The pressure regulator controls the pressure of the oxygen delivered to the patient. The delivery device (nasal cannula or mask) delivers the oxygen to the patient. Continuous-flow CPAP generators are like oxygen-conserving valved CPAP systems, but they do not have a pressure regulator.
Why it is important to Know the Different types of CPAP Devices?
In recent years, there has been an explosion of different types of CPAP devices on the market. While this gives patients more choices, it can also be confusing to try to understand the differences between all the different types of devices. In general, there are four main types of CPAP devices: oxygen-conserving valved CPAP systems, continuous-flow CPAP generators, portable demand-flow CPAP devices, and mechanical ventilators. Each type of device has its own advantages and disadvantages, and it is important to understand the differences before choosing a device.

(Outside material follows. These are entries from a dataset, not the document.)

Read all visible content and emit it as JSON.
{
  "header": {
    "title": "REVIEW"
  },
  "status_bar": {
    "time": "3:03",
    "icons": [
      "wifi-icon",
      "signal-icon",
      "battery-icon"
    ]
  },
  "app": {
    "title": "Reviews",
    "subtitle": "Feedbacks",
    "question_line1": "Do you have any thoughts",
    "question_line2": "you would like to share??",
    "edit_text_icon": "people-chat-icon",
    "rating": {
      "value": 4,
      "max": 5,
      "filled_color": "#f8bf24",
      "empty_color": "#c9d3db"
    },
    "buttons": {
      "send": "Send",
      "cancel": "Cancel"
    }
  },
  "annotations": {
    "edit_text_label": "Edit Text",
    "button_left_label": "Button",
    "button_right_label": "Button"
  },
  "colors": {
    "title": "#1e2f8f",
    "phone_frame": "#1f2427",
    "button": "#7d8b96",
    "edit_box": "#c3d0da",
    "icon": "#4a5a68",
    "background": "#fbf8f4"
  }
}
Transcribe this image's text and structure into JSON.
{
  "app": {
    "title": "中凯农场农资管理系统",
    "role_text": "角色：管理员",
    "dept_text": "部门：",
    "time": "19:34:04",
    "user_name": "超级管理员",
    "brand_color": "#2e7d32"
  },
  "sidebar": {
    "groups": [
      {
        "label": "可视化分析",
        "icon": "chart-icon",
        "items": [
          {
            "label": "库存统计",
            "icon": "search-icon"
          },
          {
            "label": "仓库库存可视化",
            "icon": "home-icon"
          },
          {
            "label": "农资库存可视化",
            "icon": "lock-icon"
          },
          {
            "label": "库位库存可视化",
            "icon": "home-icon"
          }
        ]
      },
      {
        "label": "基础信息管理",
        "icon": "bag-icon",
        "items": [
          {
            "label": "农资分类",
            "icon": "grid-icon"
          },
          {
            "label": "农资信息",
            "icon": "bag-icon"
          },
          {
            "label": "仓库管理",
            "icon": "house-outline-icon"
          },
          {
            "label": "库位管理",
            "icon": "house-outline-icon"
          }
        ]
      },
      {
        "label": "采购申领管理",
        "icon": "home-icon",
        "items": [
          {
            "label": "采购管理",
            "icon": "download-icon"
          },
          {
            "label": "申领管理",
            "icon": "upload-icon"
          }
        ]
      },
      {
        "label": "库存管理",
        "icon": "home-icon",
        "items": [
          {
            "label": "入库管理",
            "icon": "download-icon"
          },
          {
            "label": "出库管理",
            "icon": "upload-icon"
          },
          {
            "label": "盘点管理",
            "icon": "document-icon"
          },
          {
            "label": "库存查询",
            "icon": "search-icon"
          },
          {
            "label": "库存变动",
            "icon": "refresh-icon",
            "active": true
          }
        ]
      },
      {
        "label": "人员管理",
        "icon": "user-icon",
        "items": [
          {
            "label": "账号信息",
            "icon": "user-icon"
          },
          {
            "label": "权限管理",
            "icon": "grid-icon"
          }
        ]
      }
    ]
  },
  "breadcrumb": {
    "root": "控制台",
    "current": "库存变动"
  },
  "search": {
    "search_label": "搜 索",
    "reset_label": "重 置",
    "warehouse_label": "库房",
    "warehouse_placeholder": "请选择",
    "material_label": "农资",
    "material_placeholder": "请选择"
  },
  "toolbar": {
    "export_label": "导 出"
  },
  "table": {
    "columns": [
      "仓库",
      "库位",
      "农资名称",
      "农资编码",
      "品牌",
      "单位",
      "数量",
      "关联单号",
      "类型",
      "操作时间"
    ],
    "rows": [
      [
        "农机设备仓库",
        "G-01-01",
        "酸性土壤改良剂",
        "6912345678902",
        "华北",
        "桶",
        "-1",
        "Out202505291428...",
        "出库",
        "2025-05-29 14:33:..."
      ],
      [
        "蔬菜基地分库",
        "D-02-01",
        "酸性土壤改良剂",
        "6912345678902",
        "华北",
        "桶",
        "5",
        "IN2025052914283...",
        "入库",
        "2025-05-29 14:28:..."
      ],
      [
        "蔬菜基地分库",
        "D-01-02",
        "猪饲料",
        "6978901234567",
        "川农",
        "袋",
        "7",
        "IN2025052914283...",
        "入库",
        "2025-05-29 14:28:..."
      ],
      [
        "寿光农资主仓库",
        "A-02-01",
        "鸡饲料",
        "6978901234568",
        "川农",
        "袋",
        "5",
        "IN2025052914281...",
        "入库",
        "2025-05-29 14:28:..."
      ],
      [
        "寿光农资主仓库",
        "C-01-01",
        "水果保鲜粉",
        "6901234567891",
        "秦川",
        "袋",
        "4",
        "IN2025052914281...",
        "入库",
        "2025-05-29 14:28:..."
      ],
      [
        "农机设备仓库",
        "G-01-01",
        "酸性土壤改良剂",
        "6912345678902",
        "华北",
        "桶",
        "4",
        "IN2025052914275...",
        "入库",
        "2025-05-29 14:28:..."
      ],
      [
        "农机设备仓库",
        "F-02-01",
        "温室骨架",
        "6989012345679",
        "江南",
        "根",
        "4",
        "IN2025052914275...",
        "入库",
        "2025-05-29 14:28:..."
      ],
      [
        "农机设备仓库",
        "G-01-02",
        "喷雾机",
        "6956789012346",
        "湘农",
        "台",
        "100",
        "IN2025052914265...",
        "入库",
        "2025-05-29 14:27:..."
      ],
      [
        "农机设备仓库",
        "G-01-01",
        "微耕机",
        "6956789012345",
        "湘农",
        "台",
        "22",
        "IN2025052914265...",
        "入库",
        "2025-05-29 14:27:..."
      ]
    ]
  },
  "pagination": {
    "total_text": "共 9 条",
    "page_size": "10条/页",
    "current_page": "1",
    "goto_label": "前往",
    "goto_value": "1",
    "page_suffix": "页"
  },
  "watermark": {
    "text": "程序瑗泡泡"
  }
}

Examples Of Different CPAP Systems:
Oxygen-conserving valved CPAP systems are the most common type of CPAP device. They work by delivering a small amount of air continuously, with occasional pulses of higher air pressure during inhalation. These devices typically have a low rate of air flow and are very quiet. However, they can be difficult to use for patients with high respiratory rates or who need high levels of air pressure.
Oxygen-conserving valved CPAP systems are the most efficient at conserving oxygen, but they can be less comfortable for patients and may not deliver as much air flow. Continuous-flow CPAP generators are more expensive than oxygen-conserving systems, but they provide a constant flow of air and are more comfortable for patients.
Portable demand-flow CPAP devices are the most compact and lightweight option, making them ideal for use in small spaces or on the go. Mechanical ventilators are the most expensive option, but they offer the highest level of support for patients with respiratory problems.
Continuous-flow CPAP generators are like oxygen-conserving valved CPAP systems, but they have a higher rate of air flow. These devices can be used for patients with high respiratory rates or who need high levels of air pressure.